The Religious Resurgency: an epiphany from Live Science

Live Science is a journalistic website that reports science for plebeians. In a recent article they report that the world will get more religious by the year 2050.

This is hardly a revelation. The religious vibe has been increasingly in our faces, ever since 9/11. As George Dubbya Bush explained to Australian Prime Minister John Howard in February 2003, liberating the people of Iraq would not be a gift provided by the United States but, rather, "God's gift to every human being in the world". And so it came to pass that God rid the world of Saddam Hussein and gave us The Islamic State of Iraq and Syria. Of course we can think back a few more decades to 1979 when Iran became an Islamic State. And we can look at the here and now, and see than President Erdogan is maneuvering Turkey towards Islamic Statehood.

So we might wonder, why did it take Live Science sooo looong to figure out the obvious? Well, Live Science didn't figure out anything. They were just parroting a report by the Pew Forum. In turn, the Pew Forum was simply looking at demographics and extrapolating:

Fertility rates varied by religion ... with Muslims having the highest fertility rate, of 3.1 children per woman; Christians coming in second, with 2.7 kids per woman; Hindus and Jews with average fertility rates of 2.4 and 2.3, respectively; and Buddhists having one of the lowest fertility rates, at 1.6.

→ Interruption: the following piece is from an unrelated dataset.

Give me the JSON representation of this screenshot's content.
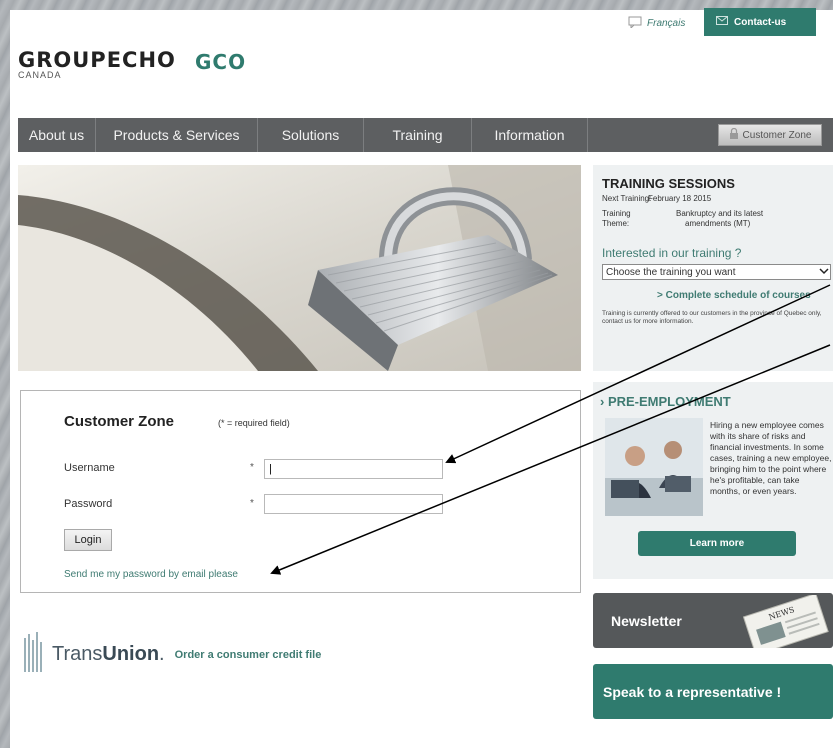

Today's religiously unaffiliated population, by contrast, is heavily concentrated in places with low fertility and aging populations, such as Europe, North America, China and Japan.

This sort of extrapolation is pretty minimial when it comes to scientific content. I guess that we could say that the underpinning scientific principles are (1) that religions grow their numbers by promoting the fertility of their followers and (2) by making sure that the resulting children are indoctrinated before they develop any capacity to think for themselves.

The mechanism(s) that cause religiousity of society to shift are not addressed by Live Science, nor by the Pew Forum. Would you be surprised to know that there is a scientific theory that not only explains resurgence of religion but also predicted it!

The theory is called "ecology". Effective application of ecology to human history is developed by Paul Colinvaux (1980) "The Fates of Nations: A Biological Theory for History". If you don't have a solid grounding in ecology, and even if you think you do, I recommend that first you should read his 1979 book, "Why Big Fierce Animals Are Rare".

Much as I'd like to, I'm not going to explain it all to you. Read the books.

As for the Pew Forum and Live Science, I think that it would be better if journalists read more.